== Task item ==
Records follow. Pull out every line that contains "description".

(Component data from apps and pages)
= Beginning of Section =

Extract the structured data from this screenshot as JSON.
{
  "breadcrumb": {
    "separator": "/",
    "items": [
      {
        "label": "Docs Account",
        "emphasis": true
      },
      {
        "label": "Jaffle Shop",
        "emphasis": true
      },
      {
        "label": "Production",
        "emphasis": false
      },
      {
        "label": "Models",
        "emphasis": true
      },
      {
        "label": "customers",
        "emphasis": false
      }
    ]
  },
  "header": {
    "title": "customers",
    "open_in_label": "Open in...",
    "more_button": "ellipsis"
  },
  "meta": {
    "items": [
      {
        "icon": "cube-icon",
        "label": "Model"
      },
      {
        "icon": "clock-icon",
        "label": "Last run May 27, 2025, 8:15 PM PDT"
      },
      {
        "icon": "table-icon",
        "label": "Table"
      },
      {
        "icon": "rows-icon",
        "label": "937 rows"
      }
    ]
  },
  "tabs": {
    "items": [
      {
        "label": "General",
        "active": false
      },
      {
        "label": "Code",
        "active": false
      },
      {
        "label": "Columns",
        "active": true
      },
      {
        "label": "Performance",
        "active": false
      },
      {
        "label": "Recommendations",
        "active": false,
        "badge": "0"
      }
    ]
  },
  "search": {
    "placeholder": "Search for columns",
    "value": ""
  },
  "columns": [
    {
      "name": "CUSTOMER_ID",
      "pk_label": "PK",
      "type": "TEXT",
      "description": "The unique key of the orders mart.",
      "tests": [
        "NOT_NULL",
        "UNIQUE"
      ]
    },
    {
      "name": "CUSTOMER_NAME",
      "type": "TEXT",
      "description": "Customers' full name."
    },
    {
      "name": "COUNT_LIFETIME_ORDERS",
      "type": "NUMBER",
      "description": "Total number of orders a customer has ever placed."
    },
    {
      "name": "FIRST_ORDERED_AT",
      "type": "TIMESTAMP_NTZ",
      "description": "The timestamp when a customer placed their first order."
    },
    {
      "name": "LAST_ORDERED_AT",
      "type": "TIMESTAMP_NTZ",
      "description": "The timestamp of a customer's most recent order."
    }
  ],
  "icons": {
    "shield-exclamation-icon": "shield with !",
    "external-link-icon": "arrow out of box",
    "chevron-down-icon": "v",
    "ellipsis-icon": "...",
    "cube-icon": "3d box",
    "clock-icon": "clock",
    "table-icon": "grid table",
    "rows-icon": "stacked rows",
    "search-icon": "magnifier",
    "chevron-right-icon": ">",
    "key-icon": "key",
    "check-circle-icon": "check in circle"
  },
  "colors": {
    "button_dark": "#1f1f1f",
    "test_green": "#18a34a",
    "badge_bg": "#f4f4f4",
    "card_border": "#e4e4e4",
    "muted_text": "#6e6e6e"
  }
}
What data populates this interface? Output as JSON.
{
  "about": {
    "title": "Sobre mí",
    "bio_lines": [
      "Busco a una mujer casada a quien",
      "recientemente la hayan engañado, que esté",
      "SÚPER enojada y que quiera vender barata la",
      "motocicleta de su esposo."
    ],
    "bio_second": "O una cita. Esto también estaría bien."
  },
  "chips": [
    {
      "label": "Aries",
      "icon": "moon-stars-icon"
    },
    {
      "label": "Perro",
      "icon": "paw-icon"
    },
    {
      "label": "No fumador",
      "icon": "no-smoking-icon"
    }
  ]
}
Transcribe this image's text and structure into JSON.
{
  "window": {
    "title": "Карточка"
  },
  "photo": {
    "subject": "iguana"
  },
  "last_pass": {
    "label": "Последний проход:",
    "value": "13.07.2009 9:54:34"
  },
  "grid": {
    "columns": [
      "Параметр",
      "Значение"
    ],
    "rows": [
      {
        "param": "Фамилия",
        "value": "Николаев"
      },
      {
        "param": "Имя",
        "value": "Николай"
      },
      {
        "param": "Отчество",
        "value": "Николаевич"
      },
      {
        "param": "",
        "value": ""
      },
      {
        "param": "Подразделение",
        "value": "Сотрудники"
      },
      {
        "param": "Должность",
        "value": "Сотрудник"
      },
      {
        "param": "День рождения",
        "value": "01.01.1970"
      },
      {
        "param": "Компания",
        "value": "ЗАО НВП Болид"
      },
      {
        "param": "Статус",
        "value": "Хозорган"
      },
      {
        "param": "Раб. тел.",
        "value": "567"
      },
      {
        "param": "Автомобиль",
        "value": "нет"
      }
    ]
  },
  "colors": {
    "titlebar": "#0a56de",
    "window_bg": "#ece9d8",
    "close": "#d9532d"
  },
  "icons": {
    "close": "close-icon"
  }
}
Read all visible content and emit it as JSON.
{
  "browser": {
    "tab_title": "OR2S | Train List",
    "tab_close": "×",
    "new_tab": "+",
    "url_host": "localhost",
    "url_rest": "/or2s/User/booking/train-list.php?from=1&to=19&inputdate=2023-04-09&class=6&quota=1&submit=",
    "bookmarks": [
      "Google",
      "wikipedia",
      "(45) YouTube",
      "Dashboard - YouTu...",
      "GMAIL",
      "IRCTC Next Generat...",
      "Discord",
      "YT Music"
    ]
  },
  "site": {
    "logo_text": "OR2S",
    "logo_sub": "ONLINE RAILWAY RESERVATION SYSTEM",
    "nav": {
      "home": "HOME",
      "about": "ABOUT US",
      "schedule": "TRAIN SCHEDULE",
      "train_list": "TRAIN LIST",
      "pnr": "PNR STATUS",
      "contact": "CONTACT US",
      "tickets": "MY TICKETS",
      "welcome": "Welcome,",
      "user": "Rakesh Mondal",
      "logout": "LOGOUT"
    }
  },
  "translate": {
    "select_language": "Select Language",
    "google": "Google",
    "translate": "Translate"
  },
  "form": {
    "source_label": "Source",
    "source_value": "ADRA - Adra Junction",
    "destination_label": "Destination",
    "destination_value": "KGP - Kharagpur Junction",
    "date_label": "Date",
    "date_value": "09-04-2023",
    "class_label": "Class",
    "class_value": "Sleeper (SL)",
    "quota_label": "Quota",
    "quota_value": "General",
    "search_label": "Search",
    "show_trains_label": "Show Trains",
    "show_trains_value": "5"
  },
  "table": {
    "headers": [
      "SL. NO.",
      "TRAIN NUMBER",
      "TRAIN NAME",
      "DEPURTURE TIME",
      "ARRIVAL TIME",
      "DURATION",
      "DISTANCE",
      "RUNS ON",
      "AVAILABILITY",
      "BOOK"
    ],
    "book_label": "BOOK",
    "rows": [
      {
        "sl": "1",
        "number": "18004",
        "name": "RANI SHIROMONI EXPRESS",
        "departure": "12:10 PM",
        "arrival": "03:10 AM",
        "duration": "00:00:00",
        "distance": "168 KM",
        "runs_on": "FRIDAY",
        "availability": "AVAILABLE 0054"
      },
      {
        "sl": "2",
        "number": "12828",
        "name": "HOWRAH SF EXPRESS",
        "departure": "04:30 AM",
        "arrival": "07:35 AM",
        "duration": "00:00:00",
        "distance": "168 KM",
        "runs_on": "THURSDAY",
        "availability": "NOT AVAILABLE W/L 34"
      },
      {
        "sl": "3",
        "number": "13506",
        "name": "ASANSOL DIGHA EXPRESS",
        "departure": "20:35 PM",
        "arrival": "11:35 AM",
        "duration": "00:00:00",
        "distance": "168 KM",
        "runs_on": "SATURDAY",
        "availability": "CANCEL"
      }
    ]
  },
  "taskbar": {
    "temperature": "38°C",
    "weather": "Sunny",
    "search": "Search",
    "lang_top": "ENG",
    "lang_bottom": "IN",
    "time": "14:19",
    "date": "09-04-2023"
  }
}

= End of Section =

== Result of the task ==
      "description": "The unique key of the orders mart.",
      "description": "Customers' full name."
      "description": "Total number of orders a customer has ever placed."
      "description": "The timestamp when a customer placed their first order."
      "description": "The timestamp of a customer's most recent order."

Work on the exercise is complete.